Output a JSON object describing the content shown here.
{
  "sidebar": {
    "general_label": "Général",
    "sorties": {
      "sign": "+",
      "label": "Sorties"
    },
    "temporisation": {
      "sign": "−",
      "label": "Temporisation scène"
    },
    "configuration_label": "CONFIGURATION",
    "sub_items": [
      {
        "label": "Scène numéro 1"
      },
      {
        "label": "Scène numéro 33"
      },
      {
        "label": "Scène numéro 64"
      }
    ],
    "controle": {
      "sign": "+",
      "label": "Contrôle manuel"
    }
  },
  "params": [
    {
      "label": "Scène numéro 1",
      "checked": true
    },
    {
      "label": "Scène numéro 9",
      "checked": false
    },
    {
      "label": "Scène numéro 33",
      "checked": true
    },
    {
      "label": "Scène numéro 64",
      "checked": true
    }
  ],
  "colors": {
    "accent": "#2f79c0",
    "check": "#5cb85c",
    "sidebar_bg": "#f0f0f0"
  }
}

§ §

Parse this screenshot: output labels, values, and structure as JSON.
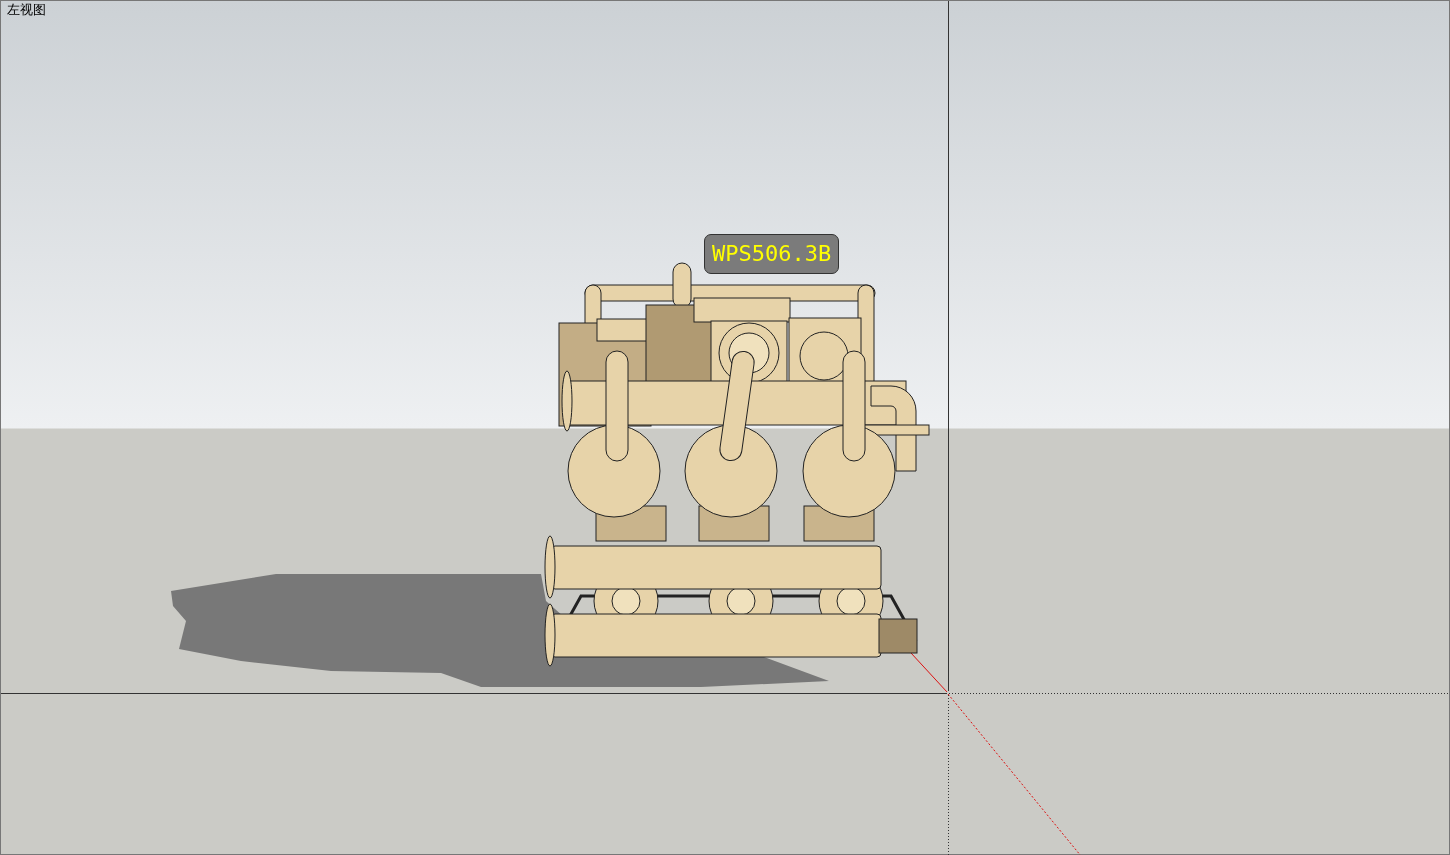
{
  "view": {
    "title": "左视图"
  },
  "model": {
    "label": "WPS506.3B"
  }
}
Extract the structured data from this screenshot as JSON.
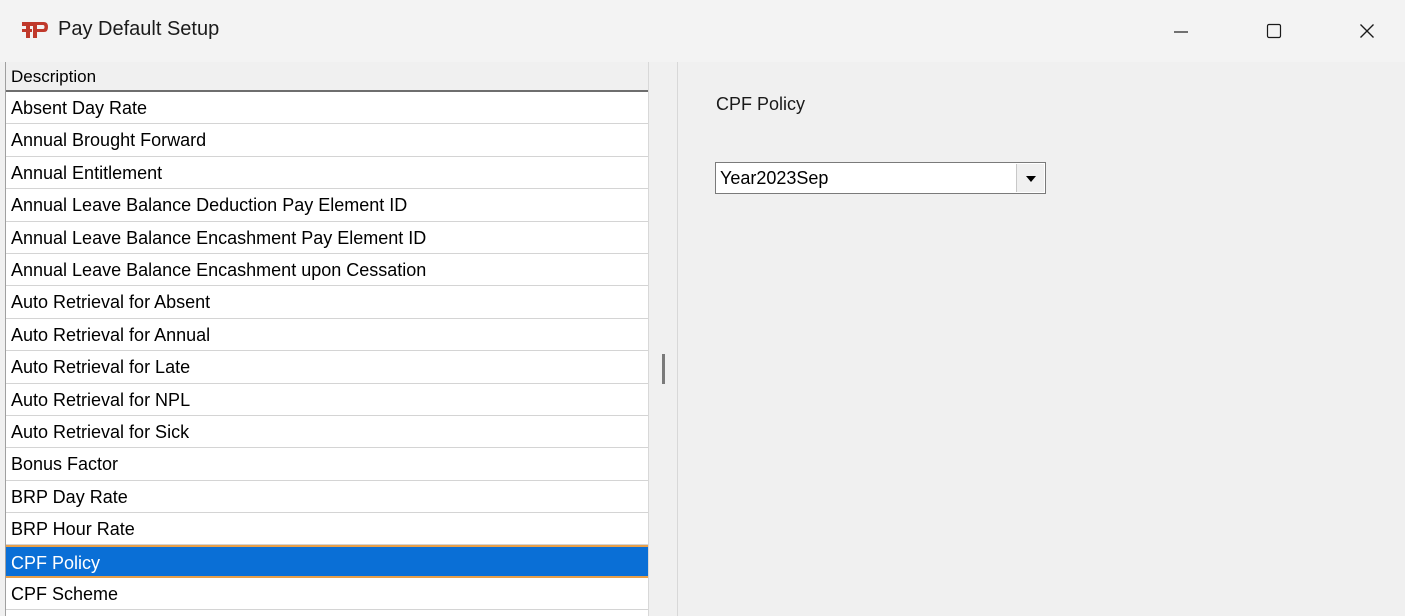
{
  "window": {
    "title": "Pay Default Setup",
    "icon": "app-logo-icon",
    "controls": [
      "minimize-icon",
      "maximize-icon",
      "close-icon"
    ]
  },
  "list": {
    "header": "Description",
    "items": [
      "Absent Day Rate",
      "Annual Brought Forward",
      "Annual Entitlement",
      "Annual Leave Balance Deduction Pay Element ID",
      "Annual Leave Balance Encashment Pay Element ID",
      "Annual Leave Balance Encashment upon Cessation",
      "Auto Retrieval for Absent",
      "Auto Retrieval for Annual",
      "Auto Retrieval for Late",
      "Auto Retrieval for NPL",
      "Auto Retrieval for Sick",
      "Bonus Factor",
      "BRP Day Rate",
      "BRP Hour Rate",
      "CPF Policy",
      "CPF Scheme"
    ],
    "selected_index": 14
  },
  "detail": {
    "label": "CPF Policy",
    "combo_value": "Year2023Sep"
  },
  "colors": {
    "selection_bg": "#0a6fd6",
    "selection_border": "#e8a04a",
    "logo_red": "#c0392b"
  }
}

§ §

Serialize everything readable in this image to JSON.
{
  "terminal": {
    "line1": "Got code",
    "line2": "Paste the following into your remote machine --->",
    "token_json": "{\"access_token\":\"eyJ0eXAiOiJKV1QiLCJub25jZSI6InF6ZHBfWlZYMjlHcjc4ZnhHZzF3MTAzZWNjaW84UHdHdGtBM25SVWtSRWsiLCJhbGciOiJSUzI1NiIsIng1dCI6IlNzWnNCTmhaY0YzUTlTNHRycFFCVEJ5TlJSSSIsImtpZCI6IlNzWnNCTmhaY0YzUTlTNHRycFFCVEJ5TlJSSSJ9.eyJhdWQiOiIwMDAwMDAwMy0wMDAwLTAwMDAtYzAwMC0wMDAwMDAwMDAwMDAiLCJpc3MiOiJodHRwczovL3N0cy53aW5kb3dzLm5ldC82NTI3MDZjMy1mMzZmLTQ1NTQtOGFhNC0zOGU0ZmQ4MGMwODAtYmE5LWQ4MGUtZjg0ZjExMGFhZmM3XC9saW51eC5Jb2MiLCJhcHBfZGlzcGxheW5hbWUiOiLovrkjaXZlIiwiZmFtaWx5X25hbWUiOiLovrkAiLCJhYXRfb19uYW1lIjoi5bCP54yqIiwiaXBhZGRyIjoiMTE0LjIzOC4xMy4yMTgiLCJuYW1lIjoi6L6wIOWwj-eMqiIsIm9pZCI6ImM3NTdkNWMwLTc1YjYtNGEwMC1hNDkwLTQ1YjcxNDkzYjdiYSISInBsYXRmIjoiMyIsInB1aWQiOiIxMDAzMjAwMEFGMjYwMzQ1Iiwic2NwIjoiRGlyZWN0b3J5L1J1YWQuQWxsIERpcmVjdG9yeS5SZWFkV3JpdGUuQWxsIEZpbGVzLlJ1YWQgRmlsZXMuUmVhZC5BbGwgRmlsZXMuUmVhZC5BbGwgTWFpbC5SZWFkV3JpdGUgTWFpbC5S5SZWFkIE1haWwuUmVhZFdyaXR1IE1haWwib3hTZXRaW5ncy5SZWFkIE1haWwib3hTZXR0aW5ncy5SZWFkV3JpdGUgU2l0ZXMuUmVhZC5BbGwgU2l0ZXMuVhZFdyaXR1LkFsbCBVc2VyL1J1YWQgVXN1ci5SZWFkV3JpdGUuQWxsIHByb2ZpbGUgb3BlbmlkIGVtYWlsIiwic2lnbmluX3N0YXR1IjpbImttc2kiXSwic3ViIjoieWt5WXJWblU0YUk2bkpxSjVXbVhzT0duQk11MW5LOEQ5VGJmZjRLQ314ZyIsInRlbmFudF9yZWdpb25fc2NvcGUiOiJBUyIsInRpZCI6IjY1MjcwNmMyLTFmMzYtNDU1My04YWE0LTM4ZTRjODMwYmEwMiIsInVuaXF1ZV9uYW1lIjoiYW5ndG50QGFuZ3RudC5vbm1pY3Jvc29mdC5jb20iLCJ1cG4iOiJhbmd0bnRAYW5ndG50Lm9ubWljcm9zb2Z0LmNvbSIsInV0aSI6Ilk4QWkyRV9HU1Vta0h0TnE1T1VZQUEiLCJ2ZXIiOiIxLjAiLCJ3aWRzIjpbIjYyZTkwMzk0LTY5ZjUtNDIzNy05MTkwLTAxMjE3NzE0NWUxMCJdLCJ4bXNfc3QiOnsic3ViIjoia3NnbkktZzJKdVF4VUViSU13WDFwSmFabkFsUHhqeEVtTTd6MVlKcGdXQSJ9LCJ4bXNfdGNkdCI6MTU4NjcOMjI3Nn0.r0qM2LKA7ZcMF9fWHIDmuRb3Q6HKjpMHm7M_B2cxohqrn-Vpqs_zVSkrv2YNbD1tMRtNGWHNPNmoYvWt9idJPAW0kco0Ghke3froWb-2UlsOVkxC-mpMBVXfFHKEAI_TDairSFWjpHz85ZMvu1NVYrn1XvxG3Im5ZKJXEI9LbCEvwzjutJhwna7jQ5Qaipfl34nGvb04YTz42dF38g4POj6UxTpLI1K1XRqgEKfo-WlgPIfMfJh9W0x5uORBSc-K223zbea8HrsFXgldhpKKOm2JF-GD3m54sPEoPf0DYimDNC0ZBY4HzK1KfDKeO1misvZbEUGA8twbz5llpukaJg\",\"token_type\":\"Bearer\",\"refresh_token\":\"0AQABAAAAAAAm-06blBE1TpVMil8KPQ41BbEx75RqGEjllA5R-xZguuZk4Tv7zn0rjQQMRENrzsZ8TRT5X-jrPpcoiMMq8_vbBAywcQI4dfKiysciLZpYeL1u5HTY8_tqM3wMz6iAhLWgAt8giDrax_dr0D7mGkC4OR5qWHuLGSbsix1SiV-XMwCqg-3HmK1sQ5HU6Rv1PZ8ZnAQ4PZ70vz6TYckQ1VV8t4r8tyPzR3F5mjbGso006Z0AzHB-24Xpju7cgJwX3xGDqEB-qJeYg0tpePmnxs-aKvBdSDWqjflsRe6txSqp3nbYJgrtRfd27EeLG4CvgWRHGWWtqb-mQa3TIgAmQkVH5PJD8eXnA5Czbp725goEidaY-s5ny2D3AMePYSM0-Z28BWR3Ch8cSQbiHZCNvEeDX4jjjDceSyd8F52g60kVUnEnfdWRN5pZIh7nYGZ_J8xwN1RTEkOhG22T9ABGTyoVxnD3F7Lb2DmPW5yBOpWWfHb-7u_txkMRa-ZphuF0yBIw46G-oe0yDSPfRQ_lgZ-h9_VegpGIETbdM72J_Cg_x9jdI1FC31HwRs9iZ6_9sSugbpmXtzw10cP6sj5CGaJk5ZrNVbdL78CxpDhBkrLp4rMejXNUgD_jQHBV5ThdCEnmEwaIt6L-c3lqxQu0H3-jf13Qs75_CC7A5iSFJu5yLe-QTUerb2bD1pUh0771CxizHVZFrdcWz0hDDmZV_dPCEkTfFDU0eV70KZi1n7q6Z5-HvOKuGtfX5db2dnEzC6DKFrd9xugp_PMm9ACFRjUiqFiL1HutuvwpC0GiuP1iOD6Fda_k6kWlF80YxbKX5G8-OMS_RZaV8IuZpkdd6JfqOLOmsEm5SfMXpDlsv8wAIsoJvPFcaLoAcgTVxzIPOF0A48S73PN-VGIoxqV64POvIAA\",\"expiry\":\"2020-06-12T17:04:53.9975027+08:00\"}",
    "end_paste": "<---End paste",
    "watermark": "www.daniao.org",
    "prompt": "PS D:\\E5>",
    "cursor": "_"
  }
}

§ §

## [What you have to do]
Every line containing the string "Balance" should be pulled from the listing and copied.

## [Task response]
      "Annual Leave Balance Deduction Pay Element ID",
      "Annual Leave Balance Encashment Pay Element ID",
      "Annual Leave Balance Encashment upon Cessation",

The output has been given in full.